This article is more than 1 year old
BT touts broadband for everyone
Every day, in every way, we're getting faster and faster
BT today announced that broadband would reach 80 per cent of the UK in the next few years.
Speaking at the e-Summit in London, BT Retail chief exec Pierre Danon said the current momentum of broadband roll-out meant that many more people could
get broadband in the near future.
The optimism surrounding the availability of broadband - regarded as a key stumbling block to the take-up of a knowledge-based society - came as BT outlined its roadmap for broadband.
Pointing to the company's pre-registration scheme that maps demand in areas currently not served by ADSL, and other public/private sector projects, Danon said that exchanges were currently being upgraded to ADSL at the rate of one a day.
Said Mr Danon: "Broadband is well and truly at the heart of BT and we are absolutely committed to our target of one million broadband connections by the summer."
Looking ahead, he said that that by the middle of 2005 broadband could be available to around 90 per cent of households in the UK.
And giving hope to those who live beyond the reach of ADSL or cable broadband services, he explained how BT was working to overcome technical barriers to more widely-available broadband services.
Mr Danon also announced that BT would begin trials in Spring, 2003 of a 128Kbps mid-band service which should be available quickly to 97 per cent of the UK population.
Details are stil sketchy but it's understood that email will be provided on an "always on" basis, while accessing the Web will be done on a dial-up basis.

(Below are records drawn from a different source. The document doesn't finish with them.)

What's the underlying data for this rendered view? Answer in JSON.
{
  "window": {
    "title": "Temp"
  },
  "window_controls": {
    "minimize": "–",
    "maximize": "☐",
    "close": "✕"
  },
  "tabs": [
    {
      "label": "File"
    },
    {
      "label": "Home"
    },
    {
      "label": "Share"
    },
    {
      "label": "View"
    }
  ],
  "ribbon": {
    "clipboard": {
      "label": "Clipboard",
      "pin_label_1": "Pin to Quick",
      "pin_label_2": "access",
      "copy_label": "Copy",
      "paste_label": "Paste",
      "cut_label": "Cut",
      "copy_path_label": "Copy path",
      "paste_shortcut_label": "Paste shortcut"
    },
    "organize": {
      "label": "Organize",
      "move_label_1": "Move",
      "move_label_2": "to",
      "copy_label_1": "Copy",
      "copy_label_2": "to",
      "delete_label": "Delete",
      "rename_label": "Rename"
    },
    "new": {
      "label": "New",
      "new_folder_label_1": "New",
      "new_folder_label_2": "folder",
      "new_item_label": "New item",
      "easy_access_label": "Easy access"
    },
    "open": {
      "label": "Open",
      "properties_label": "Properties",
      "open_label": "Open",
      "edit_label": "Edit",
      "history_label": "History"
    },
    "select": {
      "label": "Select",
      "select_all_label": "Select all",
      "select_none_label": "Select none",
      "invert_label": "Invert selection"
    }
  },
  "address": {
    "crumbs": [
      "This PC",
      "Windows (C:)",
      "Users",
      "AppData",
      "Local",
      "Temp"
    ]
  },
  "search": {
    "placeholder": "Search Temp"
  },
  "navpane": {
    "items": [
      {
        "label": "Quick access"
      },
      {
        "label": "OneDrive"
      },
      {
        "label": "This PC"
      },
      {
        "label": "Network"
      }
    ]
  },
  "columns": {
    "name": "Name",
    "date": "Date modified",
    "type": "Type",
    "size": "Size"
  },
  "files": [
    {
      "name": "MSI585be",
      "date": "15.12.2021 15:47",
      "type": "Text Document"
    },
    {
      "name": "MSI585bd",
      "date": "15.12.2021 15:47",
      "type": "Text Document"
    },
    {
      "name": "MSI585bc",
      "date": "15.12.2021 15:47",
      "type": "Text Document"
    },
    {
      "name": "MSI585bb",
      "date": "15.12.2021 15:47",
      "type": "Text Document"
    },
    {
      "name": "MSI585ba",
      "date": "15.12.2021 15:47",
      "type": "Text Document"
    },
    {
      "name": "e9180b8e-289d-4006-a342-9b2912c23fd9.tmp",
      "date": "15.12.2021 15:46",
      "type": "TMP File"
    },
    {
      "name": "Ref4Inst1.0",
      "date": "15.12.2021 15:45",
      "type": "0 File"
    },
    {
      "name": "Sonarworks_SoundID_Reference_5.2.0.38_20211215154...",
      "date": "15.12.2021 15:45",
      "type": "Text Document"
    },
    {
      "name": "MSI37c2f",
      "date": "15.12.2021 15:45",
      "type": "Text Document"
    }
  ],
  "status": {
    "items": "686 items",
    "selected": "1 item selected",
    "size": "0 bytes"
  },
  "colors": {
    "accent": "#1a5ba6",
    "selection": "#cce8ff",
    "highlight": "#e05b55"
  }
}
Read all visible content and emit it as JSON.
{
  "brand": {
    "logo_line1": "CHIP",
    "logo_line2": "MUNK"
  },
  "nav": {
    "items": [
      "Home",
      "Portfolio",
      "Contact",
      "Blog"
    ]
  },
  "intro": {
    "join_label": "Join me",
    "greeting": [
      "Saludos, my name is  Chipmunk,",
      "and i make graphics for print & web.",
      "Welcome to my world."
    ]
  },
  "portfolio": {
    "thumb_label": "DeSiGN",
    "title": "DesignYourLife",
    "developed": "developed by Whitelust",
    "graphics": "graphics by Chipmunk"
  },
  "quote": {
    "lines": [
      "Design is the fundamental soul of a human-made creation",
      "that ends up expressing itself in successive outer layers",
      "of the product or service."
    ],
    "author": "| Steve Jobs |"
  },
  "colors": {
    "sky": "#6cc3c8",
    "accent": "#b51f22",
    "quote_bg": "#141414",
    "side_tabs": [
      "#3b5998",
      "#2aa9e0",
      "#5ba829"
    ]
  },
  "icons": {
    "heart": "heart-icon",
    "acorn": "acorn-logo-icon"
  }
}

In July 2001 The Register reported that BT was looking at rolling out a 128Kbps service that would help meet demand for speedier access until current "broadband issues are resolved". ®